The racial transformation of the Springboks roared into overdrive when Siya Kolisi skippered a team including six black players to a Rugby World Cup final triumph over England.
South Africa outplayed the pre-match favourites 32-12 in Japan on Saturday, winning by a much wider margin that even their most partisan supporters anticipated.
And for those who believed black players would strengthen a national team once reserved for whites, it was a day of vindication.
Some white supporters had believed that including blacks would seriously weaken the team and turn the Springboks into rugby also-rans.
Kolisi, who last year became the first black Test skipper of the team after 127 years of whites captaining the green and gold, said racial unity sparked success in Yokohama.
"We have so many problems in our country and this team comes from different backgrounds, different races, but we came together with one goal and we wanted to achieve it," he said.
"I really hope we've done that for South Africa. (It) just shows that we can pull together if we want to achieve something."
Kolisi said the Springboks had received countless messages from home as the nation rallied behind his team.
"Since I've been alive, I've never seen South Africa like this," he said.
"Thank you so much. We love you South Africa and we can achieve anything if we work together as one."
However, the selection of six black players in a Springbok World Cup final team has been a long and tortuous journey.
There have been highs like the elevation last year of Kolisi to lead a team that for 90 years chose only whites.
There have also been lows, most recently when star lock Eben Etzebeth was accused of assaulting and racially abusing a homeless black man just before flying to Japan.
Etzebeth, who captained the Springboks two seasons ago after first choice Warren Whiteley was injured, denies the allegations.
Springboks coach Rassie Erasmus is adamant that there are no racists in his charge, telling AFP that "I would not tolerate racism in my squad.
"I can guarantee you that this team is a nice, close-knit one, and there will never be something like that (racism)."
But the coach had to turn firefighter in Japan after celebrations following a mammoth pool win over Italy triggered social media fury.
Branded a 'sell-out'
Six white reserves excluded black starter Makazole Mapimpi from a huddle and the immediate reaction on social media was that the winger had been racially shunned.
In fact, the "bomb squad", as the reserves label themselves, always celebrate separately from the starters.
Mapimpi, the second highest try-scorer at this World Cup with six, backed the reserves on Twitter only to be branded a "sell-out".
Kolisi was also labelled a "sell-out" this year, for suggesting that late former president Nelson Mandela would not have backed Springbok racial quotas.
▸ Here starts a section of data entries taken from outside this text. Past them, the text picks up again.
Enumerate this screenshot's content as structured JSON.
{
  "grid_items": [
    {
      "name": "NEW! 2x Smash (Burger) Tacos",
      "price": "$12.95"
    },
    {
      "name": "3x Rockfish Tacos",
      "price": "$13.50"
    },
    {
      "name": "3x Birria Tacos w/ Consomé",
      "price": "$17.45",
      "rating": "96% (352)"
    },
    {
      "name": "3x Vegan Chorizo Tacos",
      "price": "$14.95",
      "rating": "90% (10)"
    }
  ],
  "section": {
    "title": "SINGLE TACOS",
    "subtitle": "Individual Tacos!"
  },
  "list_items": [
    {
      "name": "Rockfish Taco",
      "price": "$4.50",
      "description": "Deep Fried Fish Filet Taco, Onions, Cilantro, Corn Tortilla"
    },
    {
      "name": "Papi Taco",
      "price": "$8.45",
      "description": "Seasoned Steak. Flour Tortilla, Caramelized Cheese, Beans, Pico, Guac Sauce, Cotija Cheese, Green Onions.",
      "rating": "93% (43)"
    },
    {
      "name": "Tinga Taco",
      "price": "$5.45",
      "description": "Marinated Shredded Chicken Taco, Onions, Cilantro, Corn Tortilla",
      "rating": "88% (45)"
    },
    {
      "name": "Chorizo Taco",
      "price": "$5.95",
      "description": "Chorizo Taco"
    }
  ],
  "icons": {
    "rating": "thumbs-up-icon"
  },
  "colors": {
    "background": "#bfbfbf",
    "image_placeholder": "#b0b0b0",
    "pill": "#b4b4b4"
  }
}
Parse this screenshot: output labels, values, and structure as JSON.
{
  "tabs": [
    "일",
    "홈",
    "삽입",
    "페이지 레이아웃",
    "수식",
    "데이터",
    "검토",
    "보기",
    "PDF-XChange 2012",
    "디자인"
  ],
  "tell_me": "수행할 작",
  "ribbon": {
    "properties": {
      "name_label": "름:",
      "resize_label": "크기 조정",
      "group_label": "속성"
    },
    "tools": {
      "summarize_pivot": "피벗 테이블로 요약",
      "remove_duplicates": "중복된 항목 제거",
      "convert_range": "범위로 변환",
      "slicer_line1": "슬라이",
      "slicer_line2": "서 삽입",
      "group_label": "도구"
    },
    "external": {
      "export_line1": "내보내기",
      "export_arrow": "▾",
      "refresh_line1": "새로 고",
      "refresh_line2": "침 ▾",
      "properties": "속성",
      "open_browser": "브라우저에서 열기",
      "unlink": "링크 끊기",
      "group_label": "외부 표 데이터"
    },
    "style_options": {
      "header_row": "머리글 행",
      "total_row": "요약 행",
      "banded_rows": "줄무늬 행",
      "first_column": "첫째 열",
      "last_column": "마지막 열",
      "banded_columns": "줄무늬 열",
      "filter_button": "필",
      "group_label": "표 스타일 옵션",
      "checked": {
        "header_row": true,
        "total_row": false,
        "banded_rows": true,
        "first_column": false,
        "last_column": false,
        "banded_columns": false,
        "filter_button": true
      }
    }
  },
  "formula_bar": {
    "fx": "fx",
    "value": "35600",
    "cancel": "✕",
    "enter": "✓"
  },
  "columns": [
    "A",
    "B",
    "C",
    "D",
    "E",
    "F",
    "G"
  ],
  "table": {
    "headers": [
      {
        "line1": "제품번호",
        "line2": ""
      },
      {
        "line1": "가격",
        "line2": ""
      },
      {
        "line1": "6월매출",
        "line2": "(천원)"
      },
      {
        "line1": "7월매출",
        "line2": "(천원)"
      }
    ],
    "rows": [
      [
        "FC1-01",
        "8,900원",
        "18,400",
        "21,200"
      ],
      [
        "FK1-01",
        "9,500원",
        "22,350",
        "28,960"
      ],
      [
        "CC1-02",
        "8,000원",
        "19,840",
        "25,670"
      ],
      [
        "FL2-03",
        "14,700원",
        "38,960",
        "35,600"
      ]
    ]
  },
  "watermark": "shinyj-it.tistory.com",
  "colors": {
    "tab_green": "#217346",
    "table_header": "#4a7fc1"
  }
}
The 27-year-old, born into poverty in the eastern Cape, does not enjoy being called the first black Test captain of the Springboks.
"That is not a description I find natural," he admitted to AFP before the tournament. "I'm privileged to captain a team that represents all South Africans."
Kolisi was born during the death throes of apartheid in 1991 and three years later multiracial elections ushered long-time political prisoner Mandela to power.
Mandela later played a key role in defusing demands from elements within the ruling African National Congress party that the emblem of a leaping Springbok be ditched.
The political icon reasoned that the Springboks were dear to South African whites and he wanted to foster national unity in the aftermath of the divisive apartheid era.
He arrived at the 1995 World Cup final in Johannesburg wearing a replica of the shirt of skipper Francois Pienaar and a mainly white crowd chanted "Nelson, Nelson, Nelson".
Mandela later presented the trophy to Pienaar after a dramatic triumph over arch-rivals New Zealand, and hopes were high that a new, multi-racial team would be born.
Winger Chester Williams, who died in September of a heart attack, was the lone black in the 1995 team, an unacceptable situation given only 10 percent of the population was white.
But when the Springboks conquered the world again in France 12 years later, there were just two black starters, wingers JP Pietersen and Bryan Habana.
Despite growing government anger at predominantly white teams, a succession of Springbok coaches ignored emerging black stars, until Erasmus assumed control last year.
He offered black players equal opportunities and a record 11 made the trip to Japan with six in the final starting line-up and another on the bench.